Problem to solve: Could you output every record again, exactly as given?

Records for the exercise:
******************************

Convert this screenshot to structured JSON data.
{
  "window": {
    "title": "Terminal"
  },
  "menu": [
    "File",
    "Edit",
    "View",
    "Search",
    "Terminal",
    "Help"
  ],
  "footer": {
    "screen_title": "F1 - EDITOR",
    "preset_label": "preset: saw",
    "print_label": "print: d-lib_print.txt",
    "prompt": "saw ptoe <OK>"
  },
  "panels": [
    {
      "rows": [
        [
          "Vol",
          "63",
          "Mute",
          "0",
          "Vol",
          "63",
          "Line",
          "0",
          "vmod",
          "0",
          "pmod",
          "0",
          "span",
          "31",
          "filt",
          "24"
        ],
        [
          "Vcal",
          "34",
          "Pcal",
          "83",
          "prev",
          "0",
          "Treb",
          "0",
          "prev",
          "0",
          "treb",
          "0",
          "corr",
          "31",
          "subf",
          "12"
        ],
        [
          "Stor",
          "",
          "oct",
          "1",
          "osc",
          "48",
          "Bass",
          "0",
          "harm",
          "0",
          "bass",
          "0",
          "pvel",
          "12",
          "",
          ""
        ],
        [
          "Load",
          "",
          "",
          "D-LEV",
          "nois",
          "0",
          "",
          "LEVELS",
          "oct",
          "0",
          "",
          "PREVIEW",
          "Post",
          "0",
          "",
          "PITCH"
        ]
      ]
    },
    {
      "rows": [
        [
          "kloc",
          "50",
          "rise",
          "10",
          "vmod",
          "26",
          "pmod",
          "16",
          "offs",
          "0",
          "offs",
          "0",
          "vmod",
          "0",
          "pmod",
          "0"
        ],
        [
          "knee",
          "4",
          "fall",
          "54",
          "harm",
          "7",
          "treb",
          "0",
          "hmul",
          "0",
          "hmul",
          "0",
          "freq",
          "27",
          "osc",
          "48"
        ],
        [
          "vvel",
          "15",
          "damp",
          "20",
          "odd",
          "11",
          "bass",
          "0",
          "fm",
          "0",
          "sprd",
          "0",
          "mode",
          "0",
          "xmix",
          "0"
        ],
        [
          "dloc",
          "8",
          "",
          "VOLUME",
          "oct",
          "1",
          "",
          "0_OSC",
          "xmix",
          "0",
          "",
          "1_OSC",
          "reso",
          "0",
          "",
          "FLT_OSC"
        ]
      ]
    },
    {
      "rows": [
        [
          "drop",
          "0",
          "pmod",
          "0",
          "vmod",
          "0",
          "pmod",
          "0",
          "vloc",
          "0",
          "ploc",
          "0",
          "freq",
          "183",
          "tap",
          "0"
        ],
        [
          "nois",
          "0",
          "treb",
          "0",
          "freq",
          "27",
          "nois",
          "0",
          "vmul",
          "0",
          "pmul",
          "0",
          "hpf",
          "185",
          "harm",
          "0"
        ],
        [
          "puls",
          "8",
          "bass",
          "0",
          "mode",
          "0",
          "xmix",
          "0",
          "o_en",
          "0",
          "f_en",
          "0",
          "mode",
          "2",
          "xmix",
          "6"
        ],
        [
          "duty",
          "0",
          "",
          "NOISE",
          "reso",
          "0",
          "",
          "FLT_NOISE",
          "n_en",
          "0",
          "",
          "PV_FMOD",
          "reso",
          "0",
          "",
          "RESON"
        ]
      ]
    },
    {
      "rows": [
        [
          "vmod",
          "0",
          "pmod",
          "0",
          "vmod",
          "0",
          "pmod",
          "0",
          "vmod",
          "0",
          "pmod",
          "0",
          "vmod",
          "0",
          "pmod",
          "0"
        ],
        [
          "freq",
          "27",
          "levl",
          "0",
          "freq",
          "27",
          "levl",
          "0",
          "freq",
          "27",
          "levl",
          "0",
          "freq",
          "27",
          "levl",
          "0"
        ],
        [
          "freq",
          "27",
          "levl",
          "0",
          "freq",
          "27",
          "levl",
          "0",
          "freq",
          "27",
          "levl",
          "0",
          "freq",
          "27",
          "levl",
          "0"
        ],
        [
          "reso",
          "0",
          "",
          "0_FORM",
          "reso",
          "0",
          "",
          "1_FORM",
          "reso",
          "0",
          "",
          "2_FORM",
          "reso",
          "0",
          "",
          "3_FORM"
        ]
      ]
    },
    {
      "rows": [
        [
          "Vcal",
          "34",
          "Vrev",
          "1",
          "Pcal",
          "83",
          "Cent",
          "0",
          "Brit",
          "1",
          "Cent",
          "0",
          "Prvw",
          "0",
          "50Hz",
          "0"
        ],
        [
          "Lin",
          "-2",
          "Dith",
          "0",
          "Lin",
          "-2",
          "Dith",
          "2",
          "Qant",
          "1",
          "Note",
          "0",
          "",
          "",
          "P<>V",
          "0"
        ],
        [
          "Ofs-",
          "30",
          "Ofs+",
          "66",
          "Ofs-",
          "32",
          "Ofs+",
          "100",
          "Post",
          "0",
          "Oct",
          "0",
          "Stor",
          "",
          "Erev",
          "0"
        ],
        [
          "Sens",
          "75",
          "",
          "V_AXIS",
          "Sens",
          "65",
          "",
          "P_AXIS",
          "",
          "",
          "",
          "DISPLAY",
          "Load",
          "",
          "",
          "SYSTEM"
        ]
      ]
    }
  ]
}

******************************

Task result:
Convert this screenshot to structured JSON data.
{
  "window": {
    "title": "Terminal"
  },
  "menu": [
    "File",
    "Edit",
    "View",
    "Search",
    "Terminal",
    "Help"
  ],
  "footer": {
    "screen_title": "F1 - EDITOR",
    "preset_label": "preset: saw",
    "print_label": "print: d-lib_print.txt",
    "prompt": "saw ptoe <OK>"
  },
  "panels": [
    {
      "rows": [
        [
          "Vol",
          "63",
          "Mute",
          "0",
          "Vol",
          "63",
          "Line",
          "0",
          "vmod",
          "0",
          "pmod",
          "0",
          "span",
          "31",
          "filt",
          "24"
        ],
        [
          "Vcal",
          "34",
          "Pcal",
          "83",
          "prev",
          "0",
          "Treb",
          "0",
          "prev",
          "0",
          "treb",
          "0",
          "corr",
          "31",
          "subf",
          "12"
        ],
        [
          "Stor",
          "",
          "oct",
          "1",
          "osc",
          "48",
          "Bass",
          "0",
          "harm",
          "0",
          "bass",
          "0",
          "pvel",
          "12",
          "",
          ""
        ],
        [
          "Load",
          "",
          "",
          "D-LEV",
          "nois",
          "0",
          "",
          "LEVELS",
          "oct",
          "0",
          "",
          "PREVIEW",
          "Post",
          "0",
          "",
          "PITCH"
        ]
      ]
    },
    {
      "rows": [
        [
          "kloc",
          "50",
          "rise",
          "10",
          "vmod",
          "26",
          "pmod",
          "16",
          "offs",
          "0",
          "offs",
          "0",
          "vmod",
          "0",
          "pmod",
          "0"
        ],
        [
          "knee",
          "4",
          "fall",
          "54",
          "harm",
          "7",
          "treb",
          "0",
          "hmul",
          "0",
          "hmul",
          "0",
          "freq",
          "27",
          "osc",
          "48"
        ],
        [
          "vvel",
          "15",
          "damp",
          "20",
          "odd",
          "11",
          "bass",
          "0",
          "fm",
          "0",
          "sprd",
          "0",
          "mode",
          "0",
          "xmix",
          "0"
        ],
        [
          "dloc",
          "8",
          "",
          "VOLUME",
          "oct",
          "1",
          "",
          "0_OSC",
          "xmix",
          "0",
          "",
          "1_OSC",
          "reso",
          "0",
          "",
          "FLT_OSC"
        ]
      ]
    },
    {
      "rows": [
        [
          "drop",
          "0",
          "pmod",
          "0",
          "vmod",
          "0",
          "pmod",
          "0",
          "vloc",
          "0",
          "ploc",
          "0",
          "freq",
          "183",
          "tap",
          "0"
        ],
        [
          "nois",
          "0",
          "treb",
          "0",
          "freq",
          "27",
          "nois",
          "0",
          "vmul",
          "0",
          "pmul",
          "0",
          "hpf",
          "185",
          "harm",
          "0"
        ],
        [
          "puls",
          "8",
          "bass",
          "0",
          "mode",
          "0",
          "xmix",
          "0",
          "o_en",
          "0",
          "f_en",
          "0",
          "mode",
          "2",
          "xmix",
          "6"
        ],
        [
          "duty",
          "0",
          "",
          "NOISE",
          "reso",
          "0",
          "",
          "FLT_NOISE",
          "n_en",
          "0",
          "",
          "PV_FMOD",
          "reso",
          "0",
          "",
          "RESON"
        ]
      ]
    },
    {
      "rows": [
        [
          "vmod",
          "0",
          "pmod",
          "0",
          "vmod",
          "0",
          "pmod",
          "0",
          "vmod",
          "0",
          "pmod",
          "0",
          "vmod",
          "0",
          "pmod",
          "0"
        ],
        [
          "freq",
          "27",
          "levl",
          "0",
          "freq",
          "27",
          "levl",
          "0",
          "freq",
          "27",
          "levl",
          "0",
          "freq",
          "27",
          "levl",
          "0"
        ],
        [
          "freq",
          "27",
          "levl",
          "0",
          "freq",
          "27",
          "levl",
          "0",
          "freq",
          "27",
          "levl",
          "0",
          "freq",
          "27",
          "levl",
          "0"
        ],
        [
          "reso",
          "0",
          "",
          "0_FORM",
          "reso",
          "0",
          "",
          "1_FORM",
          "reso",
          "0",
          "",
          "2_FORM",
          "reso",
          "0",
          "",
          "3_FORM"
        ]
      ]
    },
    {
      "rows": [
        [
          "Vcal",
          "34",
          "Vrev",
          "1",
          "Pcal",
          "83",
          "Cent",
          "0",
          "Brit",
          "1",
          "Cent",
          "0",
          "Prvw",
          "0",
          "50Hz",
          "0"
        ],
        [
          "Lin",
          "-2",
          "Dith",
          "0",
          "Lin",
          "-2",
          "Dith",
          "2",
          "Qant",
          "1",
          "Note",
          "0",
          "",
          "",
          "P<>V",
          "0"
        ],
        [
          "Ofs-",
          "30",
          "Ofs+",
          "66",
          "Ofs-",
          "32",
          "Ofs+",
          "100",
          "Post",
          "0",
          "Oct",
          "0",
          "Stor",
          "",
          "Erev",
          "0"
        ],
        [
          "Sens",
          "75",
          "",
          "V_AXIS",
          "Sens",
          "65",
          "",
          "P_AXIS",
          "",
          "",
          "",
          "DISPLAY",
          "Load",
          "",
          "",
          "SYSTEM"
        ]
      ]
    }
  ]
}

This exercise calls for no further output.